Another important lesson...share the classics if you want to build readers. Look at the books that are recommended for your grade level and weave them into your program. Our kids need to hear the classics and discover what's new too. Even though he loved comics, Jeff's mom, a teacher, shared with him many great books, Where the Wild Things Are (which he said gave him bad dreams.), Swimmy by Leo Lionni, The Giving Tree, by Shel Silverstein, and the "Fudge" stories by Judy Blume.
Jeff grew up in Ft. Washington, Virginia, and he remembered buying his very first book and the experience in the book store. Crown Books gave him the feel of hardbacks, the smell of the paper, and the imagery of a great story. It was there that he found his first interest in books. He purchased his first book gift of Bloom County's "Loose Tails" for dad, but he went on to enjoy Tolkein and many others. He discovered a book,, How to Draw and Sell Comics which got him interested in writing comics, and the lesson here is that books can help lead you to careers that will make you happy.
Several years later, Jeff began at the University of Maryland and it was there that he began to write. His first book, The Igdoof Bathroom Companion...got rejected, but he did not give up. That is important an important life lesson. Writing takes practice, so be persistent.
Once Jeff graduated, he was hired with a newspaper doing layouts (which we see as a skill in his Wimpy Kid books). Then, he moved into medical software, and eventually, game designer. I never knew he was involved with Fun Brain? Do you use that website? Cool huh?? He began working for Pearson, but still kept looking for the "right" job. He enjoyed workng on the Poptropica website. He loved the fact that this website requires no words to play. No identifying information and no words needed to play. Both Funbrain and Poptropica used his ability to draw cartoons. He worked on the illustrations for both.
A few years ago, Jeff read Outliers by Malcolm Gladwell. It is a great book that looks at statistics and how the variables that impact them. The book gave him the encouragement to continue working on Wimpy Kid. The lesson here is to choose positive. Motivation in all aspects of life is important, and providing students with a purpose for reading pushes them to seek other books later.
It took eight years working on Diary of the Wimpy Kid, and three years of work trying to get it published. When the publisher called, they decided to break it into a series of books, and the original included the events in book one through book five. To this day, Jeff said that he truly treasures the feel of hardback book. He said, "The physical book reaches senses that digital copies just can't." The experience of going to the bookstore, looking for just the right book, feeling it and the pride of carrying it out of the store is an important experience for children to have.

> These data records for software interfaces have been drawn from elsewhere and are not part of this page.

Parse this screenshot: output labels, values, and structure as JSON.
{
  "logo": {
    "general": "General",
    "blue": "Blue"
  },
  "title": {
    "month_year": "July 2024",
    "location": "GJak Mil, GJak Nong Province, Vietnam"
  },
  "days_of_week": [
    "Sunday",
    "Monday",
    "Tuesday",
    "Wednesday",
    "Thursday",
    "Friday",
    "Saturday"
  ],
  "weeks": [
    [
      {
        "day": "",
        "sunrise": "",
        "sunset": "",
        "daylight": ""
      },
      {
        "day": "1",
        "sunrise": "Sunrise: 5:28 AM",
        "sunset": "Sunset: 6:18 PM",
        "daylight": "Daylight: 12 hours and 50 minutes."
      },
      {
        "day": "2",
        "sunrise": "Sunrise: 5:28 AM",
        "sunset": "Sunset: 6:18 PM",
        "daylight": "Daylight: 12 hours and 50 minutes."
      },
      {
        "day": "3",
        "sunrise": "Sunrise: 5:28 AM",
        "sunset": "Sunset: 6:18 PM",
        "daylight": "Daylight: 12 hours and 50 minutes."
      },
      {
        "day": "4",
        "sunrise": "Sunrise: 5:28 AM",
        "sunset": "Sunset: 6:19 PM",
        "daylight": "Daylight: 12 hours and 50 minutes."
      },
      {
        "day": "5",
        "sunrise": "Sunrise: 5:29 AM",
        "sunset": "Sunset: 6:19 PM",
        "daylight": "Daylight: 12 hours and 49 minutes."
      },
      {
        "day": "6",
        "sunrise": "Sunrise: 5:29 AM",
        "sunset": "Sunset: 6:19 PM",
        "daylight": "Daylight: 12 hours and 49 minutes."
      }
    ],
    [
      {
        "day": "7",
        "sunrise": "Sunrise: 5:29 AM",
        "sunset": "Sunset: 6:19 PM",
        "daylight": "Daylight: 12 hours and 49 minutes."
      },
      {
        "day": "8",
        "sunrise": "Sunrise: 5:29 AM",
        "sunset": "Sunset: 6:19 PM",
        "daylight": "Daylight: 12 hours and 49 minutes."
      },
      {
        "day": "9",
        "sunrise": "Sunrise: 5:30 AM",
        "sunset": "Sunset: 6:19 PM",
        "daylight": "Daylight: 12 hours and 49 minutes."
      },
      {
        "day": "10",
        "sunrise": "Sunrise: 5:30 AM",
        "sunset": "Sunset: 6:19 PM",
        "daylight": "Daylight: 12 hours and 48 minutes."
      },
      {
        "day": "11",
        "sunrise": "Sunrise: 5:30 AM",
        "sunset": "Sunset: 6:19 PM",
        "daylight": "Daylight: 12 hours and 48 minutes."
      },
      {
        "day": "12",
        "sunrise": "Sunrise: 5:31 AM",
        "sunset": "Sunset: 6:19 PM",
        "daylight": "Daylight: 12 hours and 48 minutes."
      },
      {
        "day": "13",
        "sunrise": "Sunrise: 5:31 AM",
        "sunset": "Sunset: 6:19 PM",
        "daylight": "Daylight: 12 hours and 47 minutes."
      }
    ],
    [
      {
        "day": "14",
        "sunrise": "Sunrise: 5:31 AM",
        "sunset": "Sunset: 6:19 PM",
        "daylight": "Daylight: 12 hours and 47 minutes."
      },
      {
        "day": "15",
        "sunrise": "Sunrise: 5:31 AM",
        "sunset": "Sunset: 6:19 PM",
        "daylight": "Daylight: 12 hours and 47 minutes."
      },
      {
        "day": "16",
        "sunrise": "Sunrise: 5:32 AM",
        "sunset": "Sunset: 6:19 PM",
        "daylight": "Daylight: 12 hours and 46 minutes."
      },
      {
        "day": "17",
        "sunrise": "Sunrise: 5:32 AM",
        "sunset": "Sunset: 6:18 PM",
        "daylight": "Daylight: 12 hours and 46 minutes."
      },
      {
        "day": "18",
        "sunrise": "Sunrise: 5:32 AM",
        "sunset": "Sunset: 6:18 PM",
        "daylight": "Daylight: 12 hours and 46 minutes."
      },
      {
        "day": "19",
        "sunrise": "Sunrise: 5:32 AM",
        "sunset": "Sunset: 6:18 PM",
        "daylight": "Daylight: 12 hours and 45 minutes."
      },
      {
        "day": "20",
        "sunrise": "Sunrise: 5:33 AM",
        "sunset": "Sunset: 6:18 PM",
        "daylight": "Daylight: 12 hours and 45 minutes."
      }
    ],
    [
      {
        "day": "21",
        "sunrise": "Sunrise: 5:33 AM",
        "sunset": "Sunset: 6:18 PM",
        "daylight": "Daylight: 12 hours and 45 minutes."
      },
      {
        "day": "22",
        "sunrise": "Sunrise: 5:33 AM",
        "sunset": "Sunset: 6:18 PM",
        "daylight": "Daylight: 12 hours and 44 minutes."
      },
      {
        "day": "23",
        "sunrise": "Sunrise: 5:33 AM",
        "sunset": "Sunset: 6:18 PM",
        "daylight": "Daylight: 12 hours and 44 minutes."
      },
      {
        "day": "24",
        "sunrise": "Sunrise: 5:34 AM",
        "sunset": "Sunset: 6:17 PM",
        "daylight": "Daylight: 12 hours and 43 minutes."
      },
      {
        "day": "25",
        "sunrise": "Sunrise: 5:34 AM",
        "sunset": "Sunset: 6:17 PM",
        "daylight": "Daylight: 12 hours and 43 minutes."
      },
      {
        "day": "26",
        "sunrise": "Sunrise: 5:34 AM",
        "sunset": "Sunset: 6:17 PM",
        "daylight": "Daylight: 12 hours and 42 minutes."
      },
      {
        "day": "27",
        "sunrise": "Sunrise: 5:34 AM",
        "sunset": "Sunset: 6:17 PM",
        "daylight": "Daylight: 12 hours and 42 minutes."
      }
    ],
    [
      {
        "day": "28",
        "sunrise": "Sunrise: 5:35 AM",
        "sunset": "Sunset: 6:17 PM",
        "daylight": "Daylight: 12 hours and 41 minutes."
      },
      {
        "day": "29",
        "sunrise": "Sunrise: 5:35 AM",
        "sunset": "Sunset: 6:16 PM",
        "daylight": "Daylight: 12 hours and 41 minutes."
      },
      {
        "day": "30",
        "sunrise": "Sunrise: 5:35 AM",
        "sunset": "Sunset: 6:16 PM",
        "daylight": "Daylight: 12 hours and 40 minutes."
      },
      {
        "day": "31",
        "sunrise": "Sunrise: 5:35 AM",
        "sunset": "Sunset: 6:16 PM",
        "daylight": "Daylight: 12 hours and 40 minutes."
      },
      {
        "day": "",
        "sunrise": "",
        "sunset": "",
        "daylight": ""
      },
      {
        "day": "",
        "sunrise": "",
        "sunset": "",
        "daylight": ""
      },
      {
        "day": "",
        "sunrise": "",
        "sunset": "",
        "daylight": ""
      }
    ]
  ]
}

Jeff Kinney is still working since he "doesn't want to give up health insurance", but he is reaching another goal soon, opening up The Unlikely Story Bookstore where an old general store called Falks Market once stood. Below is the before and after, and if you're ever in Plainville, Massachusetts, you'll have to drop in. It sounded like an amazing place, and I think the lesson to learn from this is to follow your dreams and what is important to you.

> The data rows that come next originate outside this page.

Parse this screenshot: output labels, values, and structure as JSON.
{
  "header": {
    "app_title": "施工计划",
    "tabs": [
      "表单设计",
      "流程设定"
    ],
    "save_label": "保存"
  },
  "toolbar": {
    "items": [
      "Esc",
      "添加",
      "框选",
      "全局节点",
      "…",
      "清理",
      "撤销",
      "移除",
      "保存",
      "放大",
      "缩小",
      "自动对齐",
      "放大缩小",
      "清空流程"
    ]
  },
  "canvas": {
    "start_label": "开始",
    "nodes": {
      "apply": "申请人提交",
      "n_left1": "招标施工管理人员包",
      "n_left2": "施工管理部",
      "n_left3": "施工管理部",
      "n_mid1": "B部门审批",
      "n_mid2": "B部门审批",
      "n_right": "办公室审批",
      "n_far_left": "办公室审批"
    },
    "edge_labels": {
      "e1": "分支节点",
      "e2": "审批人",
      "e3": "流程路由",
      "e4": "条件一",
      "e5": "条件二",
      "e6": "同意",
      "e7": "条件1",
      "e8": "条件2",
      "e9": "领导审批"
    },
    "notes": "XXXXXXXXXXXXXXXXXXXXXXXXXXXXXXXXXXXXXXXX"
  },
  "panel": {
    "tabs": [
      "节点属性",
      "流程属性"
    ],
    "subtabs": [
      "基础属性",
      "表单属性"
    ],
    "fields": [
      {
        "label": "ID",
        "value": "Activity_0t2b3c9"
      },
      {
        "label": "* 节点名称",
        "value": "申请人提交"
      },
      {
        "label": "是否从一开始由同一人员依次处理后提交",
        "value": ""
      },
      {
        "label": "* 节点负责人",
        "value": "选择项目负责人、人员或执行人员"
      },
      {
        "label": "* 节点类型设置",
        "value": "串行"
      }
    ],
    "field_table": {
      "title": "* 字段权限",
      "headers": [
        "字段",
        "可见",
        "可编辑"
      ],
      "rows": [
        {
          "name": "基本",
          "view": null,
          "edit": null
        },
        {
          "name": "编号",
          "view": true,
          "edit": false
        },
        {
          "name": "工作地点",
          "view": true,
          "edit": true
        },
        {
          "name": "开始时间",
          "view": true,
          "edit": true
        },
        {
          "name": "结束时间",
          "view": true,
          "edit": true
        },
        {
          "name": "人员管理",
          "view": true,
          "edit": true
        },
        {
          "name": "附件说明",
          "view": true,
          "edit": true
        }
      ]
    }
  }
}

Finally, Jeff had a few words about Wimpy kid becoming a movie. He explained that he was quite nervous and felt very responsible for the final product even though the movie crew had the control. He recalled how he felt watching it for the first time. He said, "It was gut wrenching really." He likes being in control of the ink and pictures, but this time he had to give up control. He was happy though to be involved with casting and on the set.
Well, in the coming weeks, I'll try to share a few more things I learned from the conference. I believe it is time to grade a few papers. Don't forget to enter this week's giveaway and to tell your friends. One of the prizes is a full year's subscription to Snap Learning. That is a huge prize and offers 35 seats, so each child in the winner's classroom will get to use it.